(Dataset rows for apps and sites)
=====

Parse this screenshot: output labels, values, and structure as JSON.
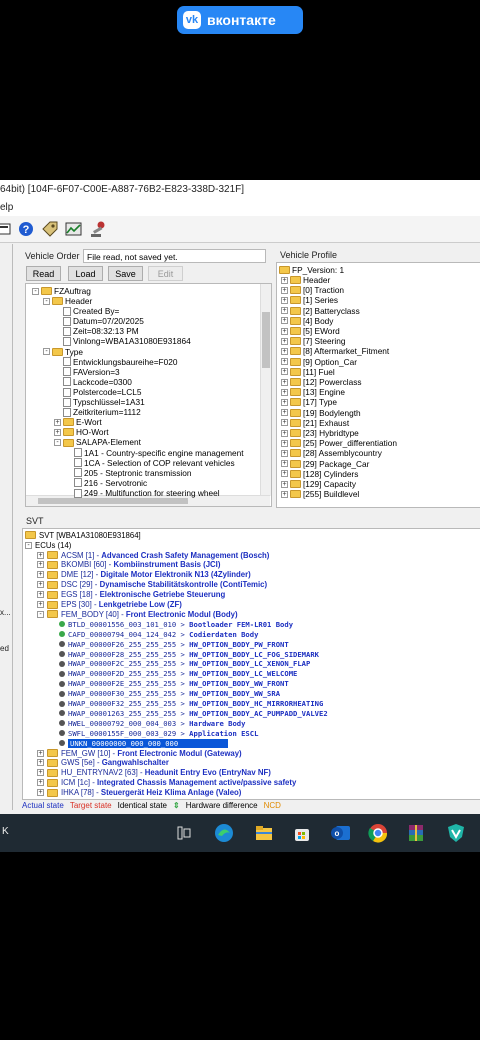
{
  "vk_badge": {
    "label": "вконтакте"
  },
  "window": {
    "title": "64bit) [104F-6F07-C00E-A887-76B2-E823-338D-321F]",
    "menu": "elp"
  },
  "vehicle_order": {
    "label": "Vehicle Order",
    "status": "File read, not saved yet.",
    "buttons": {
      "read": "Read",
      "load": "Load",
      "save": "Save",
      "edit": "Edit"
    },
    "tree": [
      {
        "level": 0,
        "toggle": "-",
        "icon": "folder",
        "text": "FZAuftrag"
      },
      {
        "level": 1,
        "toggle": "-",
        "icon": "folder",
        "text": "Header"
      },
      {
        "level": 2,
        "toggle": "",
        "icon": "doc",
        "text": "Created By="
      },
      {
        "level": 2,
        "toggle": "",
        "icon": "doc",
        "text": "Datum=07/20/2025"
      },
      {
        "level": 2,
        "toggle": "",
        "icon": "doc",
        "text": "Zeit=08:32:13 PM"
      },
      {
        "level": 2,
        "toggle": "",
        "icon": "doc",
        "text": "Vinlong=WBA1A31080E931864"
      },
      {
        "level": 1,
        "toggle": "-",
        "icon": "folder",
        "text": "Type"
      },
      {
        "level": 2,
        "toggle": "",
        "icon": "doc",
        "text": "Entwicklungsbaureihe=F020"
      },
      {
        "level": 2,
        "toggle": "",
        "icon": "doc",
        "text": "FAVersion=3"
      },
      {
        "level": 2,
        "toggle": "",
        "icon": "doc",
        "text": "Lackcode=0300"
      },
      {
        "level": 2,
        "toggle": "",
        "icon": "doc",
        "text": "Polstercode=LCL5"
      },
      {
        "level": 2,
        "toggle": "",
        "icon": "doc",
        "text": "Typschlüssel=1A31"
      },
      {
        "level": 2,
        "toggle": "",
        "icon": "doc",
        "text": "Zeitkriterium=1112"
      },
      {
        "level": 2,
        "toggle": "+",
        "icon": "folder",
        "text": "E-Wort"
      },
      {
        "level": 2,
        "toggle": "+",
        "icon": "folder",
        "text": "HO-Wort"
      },
      {
        "level": 2,
        "toggle": "-",
        "icon": "folder",
        "text": "SALAPA-Element"
      },
      {
        "level": 3,
        "toggle": "",
        "icon": "doc",
        "text": "1A1 - Country-specific engine management"
      },
      {
        "level": 3,
        "toggle": "",
        "icon": "doc",
        "text": "1CA - Selection of COP relevant vehicles"
      },
      {
        "level": 3,
        "toggle": "",
        "icon": "doc",
        "text": "205 - Steptronic transmission"
      },
      {
        "level": 3,
        "toggle": "",
        "icon": "doc",
        "text": "216 - Servotronic"
      },
      {
        "level": 3,
        "toggle": "",
        "icon": "doc",
        "text": "249 - Multifunction for steering wheel"
      }
    ]
  },
  "vehicle_profile": {
    "label": "Vehicle Profile",
    "root": "FP_Version: 1",
    "items": [
      "Header",
      "[0] Traction",
      "[1] Series",
      "[2] Batteryclass",
      "[4] Body",
      "[5] EWord",
      "[7] Steering",
      "[8] Aftermarket_Fitment",
      "[9] Option_Car",
      "[11] Fuel",
      "[12] Powerclass",
      "[13] Engine",
      "[17] Type",
      "[19] Bodylength",
      "[21] Exhaust",
      "[23] Hybridtype",
      "[25] Power_differentiation",
      "[28] Assemblycountry",
      "[29] Package_Car",
      "[128] Cylinders",
      "[129] Capacity",
      "[255] Buildlevel"
    ]
  },
  "svt": {
    "label": "SVT",
    "root": "SVT [WBA1A31080E931864]",
    "ecus_label": "ECUs (14)",
    "rows": [
      {
        "level": 1,
        "toggle": "+",
        "code": "ACSM [1] - ",
        "name": "Advanced Crash Safety Management (Bosch)"
      },
      {
        "level": 1,
        "toggle": "+",
        "code": "BKOMBI [60] - ",
        "name": "Kombiinstrument Basis (JCI)"
      },
      {
        "level": 1,
        "toggle": "+",
        "code": "DME [12] - ",
        "name": "Digitale Motor Elektronik N13 (4Zylinder)"
      },
      {
        "level": 1,
        "toggle": "+",
        "code": "DSC [29] - ",
        "name": "Dynamische Stabilitätskontrolle (ContiTemic)"
      },
      {
        "level": 1,
        "toggle": "+",
        "code": "EGS [18] - ",
        "name": "Elektronische Getriebe Steuerung"
      },
      {
        "level": 1,
        "toggle": "+",
        "code": "EPS [30] - ",
        "name": "Lenkgetriebe Low (ZF)"
      },
      {
        "level": 1,
        "toggle": "-",
        "code": "FEM_BODY [40] - ",
        "name": "Front Electronic Modul (Body)"
      },
      {
        "level": 2,
        "dot": "#3aa84a",
        "code": "BTLD_00001556_003_101_010 > ",
        "name": "Bootloader FEM-LR01 Body"
      },
      {
        "level": 2,
        "dot": "#3aa84a",
        "code": "CAFD_00000794_004_124_042 > ",
        "name": "Codierdaten Body"
      },
      {
        "level": 2,
        "dot": "#555555",
        "code": "HWAP_00000F26_255_255_255 > ",
        "name": "HW_OPTION_BODY_PW_FRONT"
      },
      {
        "level": 2,
        "dot": "#555555",
        "code": "HWAP_00000F28_255_255_255 > ",
        "name": "HW_OPTION_BODY_LC_FOG_SIDEMARK"
      },
      {
        "level": 2,
        "dot": "#555555",
        "code": "HWAP_00000F2C_255_255_255 > ",
        "name": "HW_OPTION_BODY_LC_XENON_FLAP"
      },
      {
        "level": 2,
        "dot": "#555555",
        "code": "HWAP_00000F2D_255_255_255 > ",
        "name": "HW_OPTION_BODY_LC_WELCOME"
      },
      {
        "level": 2,
        "dot": "#555555",
        "code": "HWAP_00000F2E_255_255_255 > ",
        "name": "HW_OPTION_BODY_WW_FRONT"
      },
      {
        "level": 2,
        "dot": "#555555",
        "code": "HWAP_00000F30_255_255_255 > ",
        "name": "HW_OPTION_BODY_WW_SRA"
      },
      {
        "level": 2,
        "dot": "#555555",
        "code": "HWAP_00000F32_255_255_255 > ",
        "name": "HW_OPTION_BODY_HC_MIRRORHEATING"
      },
      {
        "level": 2,
        "dot": "#555555",
        "code": "HWAP_00001263_255_255_255 > ",
        "name": "HW_OPTION_BODY_AC_PUMPADD_VALVE2"
      },
      {
        "level": 2,
        "dot": "#555555",
        "code": "HWEL_00000792_000_004_003 > ",
        "name": "Hardware Body"
      },
      {
        "level": 2,
        "dot": "#555555",
        "code": "SWFL_0000155F_000_003_029 > ",
        "name": "Application ESCL"
      },
      {
        "level": 2,
        "dot": "#555555",
        "code": "UNKN_00000000_000_000_000",
        "name": "",
        "selected": true
      },
      {
        "level": 1,
        "toggle": "+",
        "code": "FEM_GW [10] - ",
        "name": "Front Electronic Modul (Gateway)"
      },
      {
        "level": 1,
        "toggle": "+",
        "code": "GWS [5e] - ",
        "name": "Gangwahlschalter"
      },
      {
        "level": 1,
        "toggle": "+",
        "code": "HU_ENTRYNAV2 [63] - ",
        "name": "Headunit Entry Evo (EntryNav NF)"
      },
      {
        "level": 1,
        "toggle": "+",
        "code": "ICM [1c] - ",
        "name": "Integrated Chassis Management active/passive safety"
      },
      {
        "level": 1,
        "toggle": "+",
        "code": "IHKA [78] - ",
        "name": "Steuergerät Heiz Klima Anlage (Valeo)"
      }
    ],
    "legend": {
      "actual": "Actual state",
      "target": "Target state",
      "identical": "Identical state",
      "hardware": "Hardware difference",
      "ncd": "NCD"
    }
  },
  "left_strip": {
    "text1": "x...",
    "text2": "ed"
  },
  "taskbar": {
    "left_text": "K"
  },
  "colors": {
    "accent_blue": "#1c2fc0",
    "selection": "#0a57d8",
    "legend_actual": "#1c2fc0",
    "legend_target": "#d93025",
    "legend_ncd": "#e08a00"
  }
}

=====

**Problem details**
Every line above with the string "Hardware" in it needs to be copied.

**Written answer**
        "name": "Hardware Body"
      "hardware": "Hardware difference",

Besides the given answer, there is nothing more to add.